Nothing really special in actual functionality, however, in order to display this content a whole slew of things had to be implemented. There needs to be a Window that contains everything. That Window needs to have a VBox to organize and contain things in. There needs to be an Alignment widget to center the button in the view and of course there’s the Button itself which uses a Label and various Signal handlers to do things like exit the program when the button is clicked. Read the example code in the repo for more details as I’ve basically done a line-by-line commentary of what’s happening and why.

CDK Example

The Curses Development Kit isn’t something that is intended to be used directly, however, I needed to write some examples in order to test that layer of things while developing. Necessity drives invention and nothing says necessary like making some thing to say “Hello World”.

Now, while CDK does in fact have it’s own Hello World example, that’s not the one I’d like to mention here. Rather, there’s a second example called appserver and that one’s the one I think will help demonstrate the bizzare things one can do with these kits.

The appserver works like this. Clone the CDK repo and cd into it. Then run make examples and if the stars have aligned, two binaries should have been built (helloworld and appserver).

In the current terminal session, run ./appserver and you should see something like the following screenshot displayed (and updating the timestamp every second or so, not exact but roughly close enough). This invocation is what we’ll call the “Server Side”, which is clearly labelled at the top of the screen.

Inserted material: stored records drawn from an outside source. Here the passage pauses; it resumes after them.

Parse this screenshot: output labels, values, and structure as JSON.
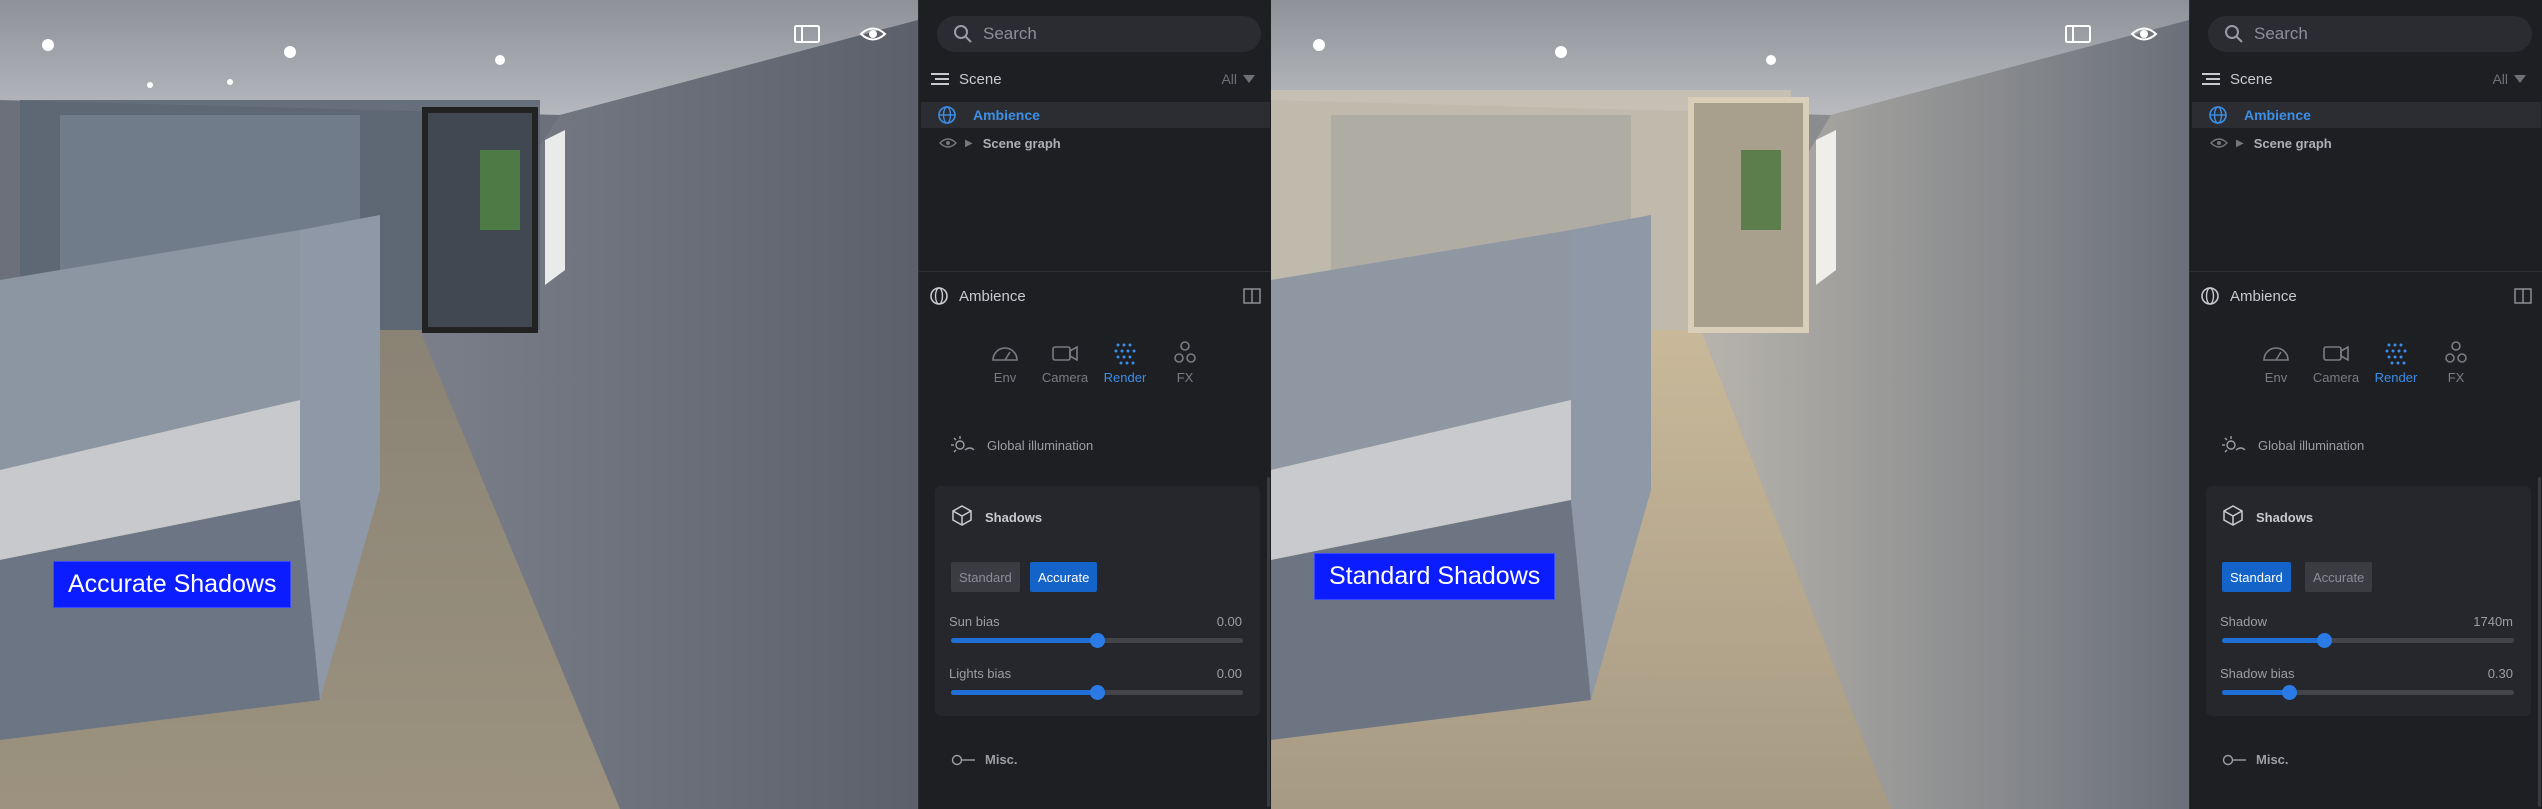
{
  "panels": [
    {
      "caption": "Accurate Shadows",
      "search_placeholder": "Search",
      "scene_title": "Scene",
      "filter_label": "All",
      "tree": [
        {
          "label": "Ambience",
          "icon": "globe-icon",
          "selected": true
        },
        {
          "label": "Scene graph",
          "icon": "eye-icon",
          "selected": false
        }
      ],
      "props_title": "Ambience",
      "tabs": [
        {
          "label": "Env",
          "icon": "gauge-icon"
        },
        {
          "label": "Camera",
          "icon": "camera-icon"
        },
        {
          "label": "Render",
          "icon": "dots-grid-icon",
          "active": true
        },
        {
          "label": "FX",
          "icon": "fx-icon"
        }
      ],
      "global_illumination_label": "Global illumination",
      "shadows_title": "Shadows",
      "mode_options": [
        "Standard",
        "Accurate"
      ],
      "selected_mode": "Accurate",
      "sliders": [
        {
          "label": "Sun bias",
          "value": "0.00",
          "fraction": 0.5
        },
        {
          "label": "Lights bias",
          "value": "0.00",
          "fraction": 0.5
        }
      ],
      "misc_label": "Misc."
    },
    {
      "caption": "Standard Shadows",
      "search_placeholder": "Search",
      "scene_title": "Scene",
      "filter_label": "All",
      "tree": [
        {
          "label": "Ambience",
          "icon": "globe-icon",
          "selected": true
        },
        {
          "label": "Scene graph",
          "icon": "eye-icon",
          "selected": false
        }
      ],
      "props_title": "Ambience",
      "tabs": [
        {
          "label": "Env",
          "icon": "gauge-icon"
        },
        {
          "label": "Camera",
          "icon": "camera-icon"
        },
        {
          "label": "Render",
          "icon": "dots-grid-icon",
          "active": true
        },
        {
          "label": "FX",
          "icon": "fx-icon"
        }
      ],
      "global_illumination_label": "Global illumination",
      "shadows_title": "Shadows",
      "mode_options": [
        "Standard",
        "Accurate"
      ],
      "selected_mode": "Standard",
      "sliders": [
        {
          "label": "Shadow",
          "value": "1740m",
          "fraction": 0.35
        },
        {
          "label": "Shadow bias",
          "value": "0.30",
          "fraction": 0.23
        }
      ],
      "misc_label": "Misc."
    }
  ],
  "colors": {
    "accent": "#1463c8",
    "caption_bg": "#0b1cff",
    "panel_bg": "#1e1f23"
  }
}
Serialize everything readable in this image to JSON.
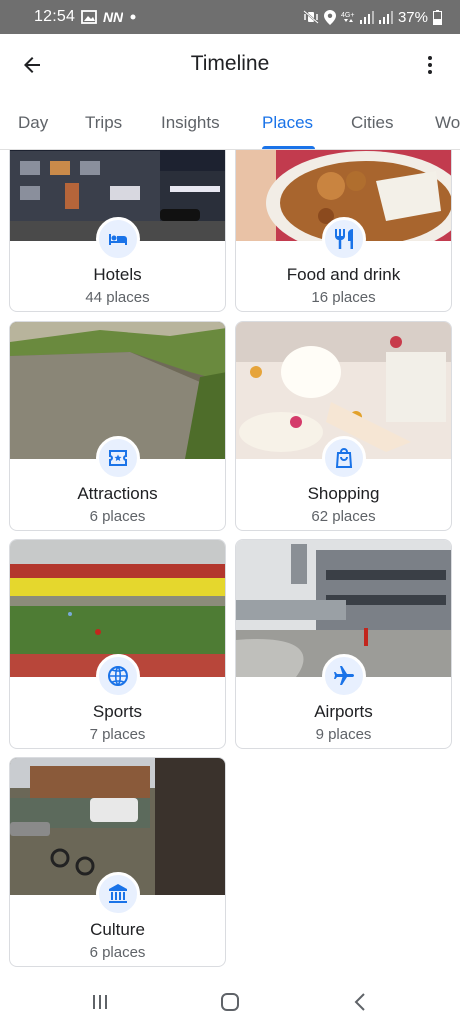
{
  "status_bar": {
    "time": "12:54",
    "battery": "37%",
    "notification_icons": [
      "image-icon",
      "n-icon",
      "n-icon",
      "dot-icon"
    ],
    "system_icons": [
      "mute-vibrate-icon",
      "location-icon",
      "4g-icon",
      "signal-icon",
      "signal-icon",
      "battery-icon"
    ]
  },
  "app_bar": {
    "title": "Timeline",
    "back_icon": "arrow-back-icon",
    "menu_icon": "more-vert-icon"
  },
  "tabs": [
    {
      "label": "Day",
      "active": false
    },
    {
      "label": "Trips",
      "active": false
    },
    {
      "label": "Insights",
      "active": false
    },
    {
      "label": "Places",
      "active": true
    },
    {
      "label": "Cities",
      "active": false
    },
    {
      "label": "Wo",
      "active": false
    }
  ],
  "accent_color": "#1a73e8",
  "categories": [
    {
      "title": "Hotels",
      "subtitle": "44 places",
      "icon": "hotel-bed-icon"
    },
    {
      "title": "Food and drink",
      "subtitle": "16 places",
      "icon": "restaurant-icon"
    },
    {
      "title": "Attractions",
      "subtitle": "6 places",
      "icon": "ticket-icon"
    },
    {
      "title": "Shopping",
      "subtitle": "62 places",
      "icon": "shopping-bag-icon"
    },
    {
      "title": "Sports",
      "subtitle": "7 places",
      "icon": "sports-ball-icon"
    },
    {
      "title": "Airports",
      "subtitle": "9 places",
      "icon": "airplane-icon"
    },
    {
      "title": "Culture",
      "subtitle": "6 places",
      "icon": "museum-icon"
    }
  ],
  "nav_bar": {
    "recents_icon": "recents-icon",
    "home_icon": "home-icon",
    "back_icon": "nav-back-icon"
  }
}
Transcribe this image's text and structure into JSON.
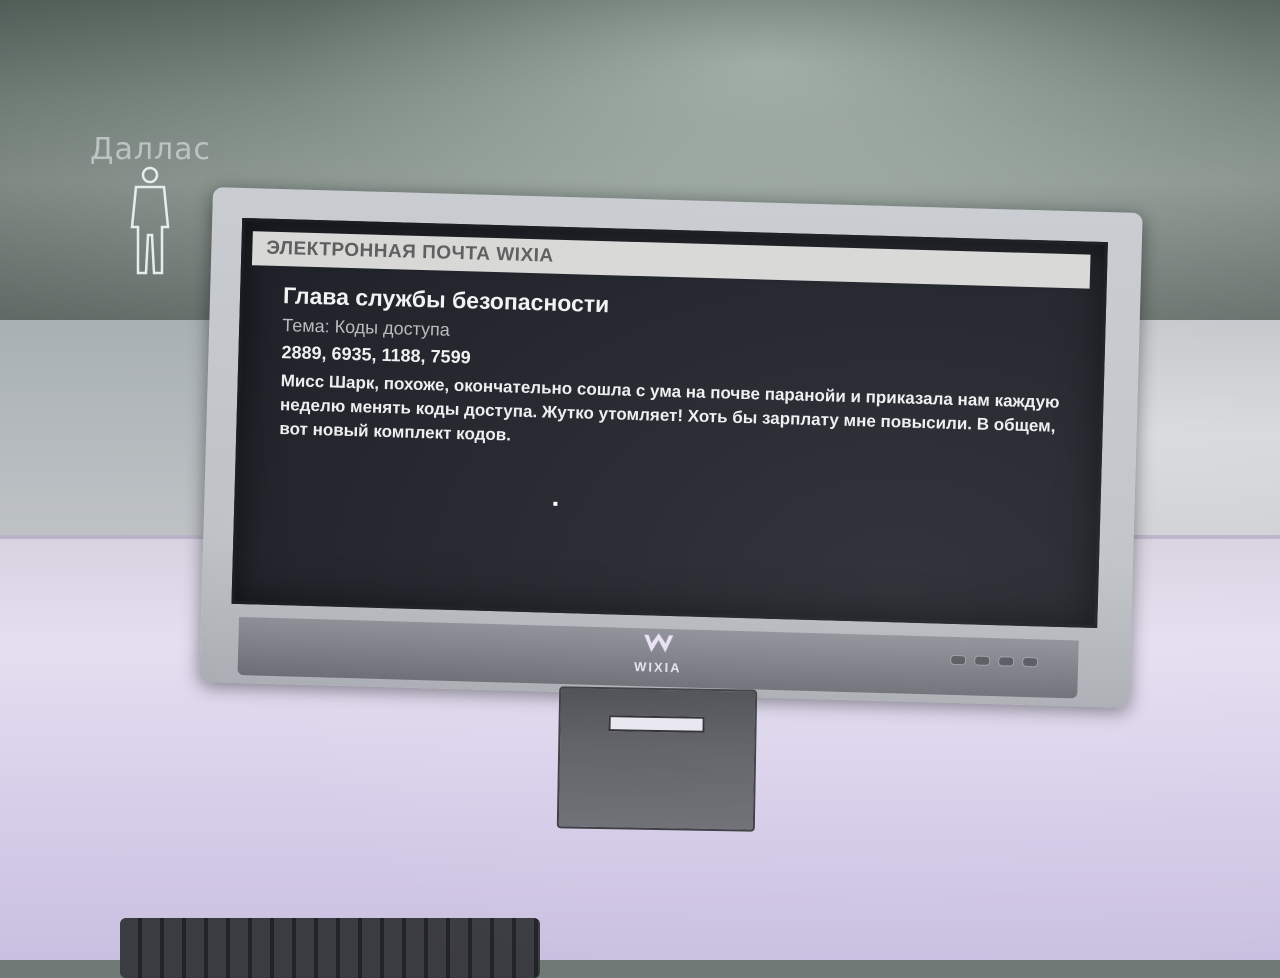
{
  "scene": {
    "npc": {
      "name": "Даллас",
      "icon": "person-silhouette-icon"
    },
    "monitor": {
      "brand": "WIXIA",
      "brand_icon": "wixia-logo-icon"
    }
  },
  "email": {
    "window_title": "ЭЛЕКТРОННАЯ ПОЧТА WIXIA",
    "sender": "Глава службы безопасности",
    "subject": "Тема: Коды доступа",
    "codes": "2889, 6935, 1188, 7599",
    "body": "Мисс Шарк, похоже, окончательно сошла с ума на почве паранойи и приказала нам каждую неделю менять коды доступа. Жутко утомляет! Хоть бы зарплату мне повысили. В общем, вот новый комплект кодов."
  },
  "colors": {
    "screen_bg": "#20232a",
    "header_bg": "#d8d9d6",
    "text": "#e7e8ea"
  }
}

appserver server-side

Now, start up a second terminal session and this time let’s login to the appserver using ssh on localhost with port 2200. There are two possible users to use: foo with password bar and bar with passwod foo.

$ ssh -p 2200 [email protected]
Password: ***

appserver client-side

Neat! If we take a look at the server-side session again we can see that there’s a client connection being reported.

appserver server-side-with-client

Ideas that go “curses!”

wg-appserver

Now, the above examples may not do much, however they are in fact clear proofs of the concept. For an example idea for an appserver based thing, an interesting one would be to write a system for managing a WireGuard VPN in a weirdly secure way.

the curses desktop

How about a little bit of insanity that may in fact be the sanest choice in some cases… an appserver that is really a curses desktop environment where each new client session is being used like a secondary monitor is used by X11, it extends the space available. This could be implemented locally via IPC or remotely via ssh connections. Add a WindowManager to CTK and now we’ve got a curses desktop.

Would anyone need this? Like for real? Sure! Why not in industrial control systems, embedded assembly line touch-screens, or any number of niche situations where the encumbrance of a full graphical environment is overkill or worse entirely cosmetic in it’s necessity for being. Using Android for such things may be a “good idea” though I suspect it’s a recipe for security issues, upgrade path problems, hardware support problems and so on.

Sometimes curses can be a good thing.

Post-Script

This wasn’t as long as I’d thought it’d be. Groovy.

Thanks for reading!

If you’re interested in Go-Curses and really do want to get my attention, twitter is probably the best, with email being the means of actually causing my notifications to notify me.